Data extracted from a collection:
○ ○ ○ ○
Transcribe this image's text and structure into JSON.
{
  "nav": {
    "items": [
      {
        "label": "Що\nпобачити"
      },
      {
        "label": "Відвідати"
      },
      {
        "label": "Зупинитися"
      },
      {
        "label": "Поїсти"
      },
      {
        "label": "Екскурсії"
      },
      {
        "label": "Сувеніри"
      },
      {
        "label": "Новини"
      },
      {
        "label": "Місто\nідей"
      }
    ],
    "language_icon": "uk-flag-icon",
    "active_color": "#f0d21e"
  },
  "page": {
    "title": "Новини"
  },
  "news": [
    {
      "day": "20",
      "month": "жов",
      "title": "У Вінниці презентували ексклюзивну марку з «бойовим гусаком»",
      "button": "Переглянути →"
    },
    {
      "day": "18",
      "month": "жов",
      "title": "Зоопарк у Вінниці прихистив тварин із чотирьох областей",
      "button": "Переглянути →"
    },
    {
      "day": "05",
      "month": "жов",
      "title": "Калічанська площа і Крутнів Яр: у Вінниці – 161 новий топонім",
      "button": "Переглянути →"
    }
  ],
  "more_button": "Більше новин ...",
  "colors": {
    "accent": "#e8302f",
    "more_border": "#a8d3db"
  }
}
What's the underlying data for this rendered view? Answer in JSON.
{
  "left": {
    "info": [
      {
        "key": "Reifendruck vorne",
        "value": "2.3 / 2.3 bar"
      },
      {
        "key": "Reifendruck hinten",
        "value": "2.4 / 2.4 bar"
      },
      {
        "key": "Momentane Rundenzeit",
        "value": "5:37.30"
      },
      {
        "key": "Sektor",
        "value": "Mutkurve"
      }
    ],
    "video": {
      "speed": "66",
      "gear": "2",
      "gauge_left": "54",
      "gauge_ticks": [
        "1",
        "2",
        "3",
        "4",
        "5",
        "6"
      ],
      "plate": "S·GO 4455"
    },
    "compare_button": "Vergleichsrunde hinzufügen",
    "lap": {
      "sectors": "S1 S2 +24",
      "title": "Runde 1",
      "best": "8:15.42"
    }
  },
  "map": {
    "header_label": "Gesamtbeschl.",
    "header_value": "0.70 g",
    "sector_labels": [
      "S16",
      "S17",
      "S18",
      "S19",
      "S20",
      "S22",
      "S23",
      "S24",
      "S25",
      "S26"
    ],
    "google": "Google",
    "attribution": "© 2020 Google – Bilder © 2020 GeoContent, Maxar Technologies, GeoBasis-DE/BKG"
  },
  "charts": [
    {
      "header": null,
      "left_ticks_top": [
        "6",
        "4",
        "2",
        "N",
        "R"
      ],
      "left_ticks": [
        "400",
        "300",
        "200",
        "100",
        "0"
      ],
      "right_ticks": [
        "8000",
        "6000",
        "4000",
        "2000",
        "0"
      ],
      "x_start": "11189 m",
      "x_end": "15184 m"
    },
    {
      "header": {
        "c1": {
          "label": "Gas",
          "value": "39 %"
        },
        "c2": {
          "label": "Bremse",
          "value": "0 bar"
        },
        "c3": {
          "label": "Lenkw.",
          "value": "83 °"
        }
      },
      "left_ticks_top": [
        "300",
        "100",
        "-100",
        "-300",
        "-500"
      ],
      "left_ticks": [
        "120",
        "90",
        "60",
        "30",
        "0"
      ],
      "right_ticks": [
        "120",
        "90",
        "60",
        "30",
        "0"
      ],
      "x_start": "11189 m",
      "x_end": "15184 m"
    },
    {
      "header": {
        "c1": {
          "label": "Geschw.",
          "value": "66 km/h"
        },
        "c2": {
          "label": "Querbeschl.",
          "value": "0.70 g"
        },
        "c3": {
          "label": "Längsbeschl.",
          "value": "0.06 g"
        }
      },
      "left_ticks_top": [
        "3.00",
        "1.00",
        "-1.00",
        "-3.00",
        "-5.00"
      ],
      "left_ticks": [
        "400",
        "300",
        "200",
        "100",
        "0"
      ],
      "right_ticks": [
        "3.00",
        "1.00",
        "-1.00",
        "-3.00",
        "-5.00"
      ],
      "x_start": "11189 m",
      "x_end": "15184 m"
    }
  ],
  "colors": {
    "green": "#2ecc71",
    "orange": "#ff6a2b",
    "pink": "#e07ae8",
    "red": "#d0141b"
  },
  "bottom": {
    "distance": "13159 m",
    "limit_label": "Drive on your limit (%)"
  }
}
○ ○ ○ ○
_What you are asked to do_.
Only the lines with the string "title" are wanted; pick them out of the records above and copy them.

_Reply to the exercise_.
    "title": "Новини"
      "title": "У Вінниці презентували ексклюзивну марку з «бойовим гусаком»",
      "title": "Зоопарк у Вінниці прихистив тварин із чотирьох областей",
      "title": "Калічанська площа і Крутнів Яр: у Вінниці – 161 новий топонім",
      "title": "Runde 1",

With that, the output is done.